[Start of section]

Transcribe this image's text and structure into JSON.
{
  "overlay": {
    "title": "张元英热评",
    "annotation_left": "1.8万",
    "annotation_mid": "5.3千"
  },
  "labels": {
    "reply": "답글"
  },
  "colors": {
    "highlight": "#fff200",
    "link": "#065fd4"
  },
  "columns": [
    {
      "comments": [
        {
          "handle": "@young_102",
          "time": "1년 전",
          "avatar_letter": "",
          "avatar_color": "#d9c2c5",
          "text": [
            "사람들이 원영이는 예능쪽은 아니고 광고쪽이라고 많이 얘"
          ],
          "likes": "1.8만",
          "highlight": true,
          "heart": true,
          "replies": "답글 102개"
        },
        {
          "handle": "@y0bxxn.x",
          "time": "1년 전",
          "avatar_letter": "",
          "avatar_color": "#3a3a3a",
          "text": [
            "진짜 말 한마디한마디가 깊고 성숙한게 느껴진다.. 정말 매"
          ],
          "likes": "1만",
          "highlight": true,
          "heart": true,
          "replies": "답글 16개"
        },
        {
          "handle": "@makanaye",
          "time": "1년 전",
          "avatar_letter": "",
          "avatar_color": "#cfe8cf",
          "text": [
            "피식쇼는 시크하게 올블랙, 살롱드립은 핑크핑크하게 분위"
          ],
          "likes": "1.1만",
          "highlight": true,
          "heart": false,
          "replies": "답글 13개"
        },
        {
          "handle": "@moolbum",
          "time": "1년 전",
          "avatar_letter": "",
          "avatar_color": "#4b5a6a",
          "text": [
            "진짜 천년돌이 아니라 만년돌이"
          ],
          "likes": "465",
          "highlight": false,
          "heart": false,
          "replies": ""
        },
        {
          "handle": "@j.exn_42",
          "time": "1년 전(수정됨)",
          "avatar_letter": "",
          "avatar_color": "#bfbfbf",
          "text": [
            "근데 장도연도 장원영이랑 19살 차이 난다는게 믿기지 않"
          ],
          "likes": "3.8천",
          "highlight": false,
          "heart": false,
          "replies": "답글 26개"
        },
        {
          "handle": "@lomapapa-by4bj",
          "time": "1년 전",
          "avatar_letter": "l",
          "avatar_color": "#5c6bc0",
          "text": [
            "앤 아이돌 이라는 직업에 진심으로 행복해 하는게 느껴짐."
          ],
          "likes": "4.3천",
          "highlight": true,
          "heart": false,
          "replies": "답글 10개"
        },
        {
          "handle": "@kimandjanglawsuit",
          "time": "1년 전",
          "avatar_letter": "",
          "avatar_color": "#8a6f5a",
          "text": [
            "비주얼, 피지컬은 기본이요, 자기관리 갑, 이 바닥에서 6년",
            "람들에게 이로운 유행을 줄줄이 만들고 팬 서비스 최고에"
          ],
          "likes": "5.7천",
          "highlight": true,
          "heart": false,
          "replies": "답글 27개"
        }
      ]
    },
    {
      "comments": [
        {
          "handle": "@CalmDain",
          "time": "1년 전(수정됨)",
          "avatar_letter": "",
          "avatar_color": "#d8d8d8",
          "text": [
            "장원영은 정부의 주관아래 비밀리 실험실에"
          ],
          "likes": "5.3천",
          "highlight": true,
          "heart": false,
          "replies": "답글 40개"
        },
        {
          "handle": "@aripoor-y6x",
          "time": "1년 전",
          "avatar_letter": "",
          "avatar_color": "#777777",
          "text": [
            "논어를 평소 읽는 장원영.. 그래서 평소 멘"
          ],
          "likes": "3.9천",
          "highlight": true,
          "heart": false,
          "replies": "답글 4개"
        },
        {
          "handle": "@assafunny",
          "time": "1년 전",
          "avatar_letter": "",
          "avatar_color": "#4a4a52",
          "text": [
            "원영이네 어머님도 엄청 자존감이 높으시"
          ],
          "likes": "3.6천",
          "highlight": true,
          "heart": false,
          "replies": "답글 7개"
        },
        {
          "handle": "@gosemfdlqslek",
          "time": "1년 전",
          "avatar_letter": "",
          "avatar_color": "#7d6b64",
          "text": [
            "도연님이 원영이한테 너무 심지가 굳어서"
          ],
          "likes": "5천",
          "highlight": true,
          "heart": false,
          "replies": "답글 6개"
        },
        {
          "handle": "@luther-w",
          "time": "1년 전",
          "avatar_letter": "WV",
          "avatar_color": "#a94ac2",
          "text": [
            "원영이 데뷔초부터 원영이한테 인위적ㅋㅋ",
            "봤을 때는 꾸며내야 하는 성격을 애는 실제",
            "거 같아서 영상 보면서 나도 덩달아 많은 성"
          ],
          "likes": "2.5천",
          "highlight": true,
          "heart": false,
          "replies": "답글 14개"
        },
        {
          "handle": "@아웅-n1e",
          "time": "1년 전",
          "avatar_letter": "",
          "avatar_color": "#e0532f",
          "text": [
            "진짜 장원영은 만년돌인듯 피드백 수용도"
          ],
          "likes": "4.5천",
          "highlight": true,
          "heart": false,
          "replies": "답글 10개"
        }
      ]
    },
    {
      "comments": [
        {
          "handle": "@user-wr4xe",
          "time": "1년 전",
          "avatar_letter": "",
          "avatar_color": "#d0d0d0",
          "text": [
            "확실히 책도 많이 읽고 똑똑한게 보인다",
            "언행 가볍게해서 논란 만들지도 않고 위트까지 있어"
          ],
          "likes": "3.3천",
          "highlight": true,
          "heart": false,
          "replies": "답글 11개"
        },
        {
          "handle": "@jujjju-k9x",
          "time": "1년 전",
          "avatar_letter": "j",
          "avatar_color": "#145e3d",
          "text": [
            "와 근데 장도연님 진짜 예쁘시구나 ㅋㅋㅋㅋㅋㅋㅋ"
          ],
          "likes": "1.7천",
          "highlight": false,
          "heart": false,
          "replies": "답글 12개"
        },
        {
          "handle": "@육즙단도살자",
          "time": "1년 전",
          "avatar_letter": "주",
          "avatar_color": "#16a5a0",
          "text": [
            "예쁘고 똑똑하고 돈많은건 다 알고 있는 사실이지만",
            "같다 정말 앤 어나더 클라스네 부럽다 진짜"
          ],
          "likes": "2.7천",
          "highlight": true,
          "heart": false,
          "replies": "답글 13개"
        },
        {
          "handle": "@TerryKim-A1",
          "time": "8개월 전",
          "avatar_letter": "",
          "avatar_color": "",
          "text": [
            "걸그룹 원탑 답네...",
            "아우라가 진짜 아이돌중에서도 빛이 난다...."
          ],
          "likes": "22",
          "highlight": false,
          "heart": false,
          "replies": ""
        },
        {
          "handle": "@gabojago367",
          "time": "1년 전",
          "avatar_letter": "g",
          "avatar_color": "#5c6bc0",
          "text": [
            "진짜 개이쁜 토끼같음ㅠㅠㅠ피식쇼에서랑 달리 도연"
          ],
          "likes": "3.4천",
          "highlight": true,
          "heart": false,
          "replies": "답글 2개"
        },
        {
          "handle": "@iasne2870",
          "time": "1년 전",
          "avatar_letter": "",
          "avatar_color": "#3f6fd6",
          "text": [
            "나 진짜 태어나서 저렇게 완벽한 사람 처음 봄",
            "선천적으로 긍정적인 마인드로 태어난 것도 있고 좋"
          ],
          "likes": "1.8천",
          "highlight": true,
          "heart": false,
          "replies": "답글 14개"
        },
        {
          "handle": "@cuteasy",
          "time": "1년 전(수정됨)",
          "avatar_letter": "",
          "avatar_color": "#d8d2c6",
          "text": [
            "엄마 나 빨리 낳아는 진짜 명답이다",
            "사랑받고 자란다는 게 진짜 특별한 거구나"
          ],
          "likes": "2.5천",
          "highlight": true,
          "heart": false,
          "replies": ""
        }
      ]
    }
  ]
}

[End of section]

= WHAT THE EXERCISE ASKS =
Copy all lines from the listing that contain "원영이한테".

= OUTPUT OF THE TASK =
            "도연님이 원영이한테 너무 심지가 굳어서"
            "원영이 데뷔초부터 원영이한테 인위적ㅋㅋ",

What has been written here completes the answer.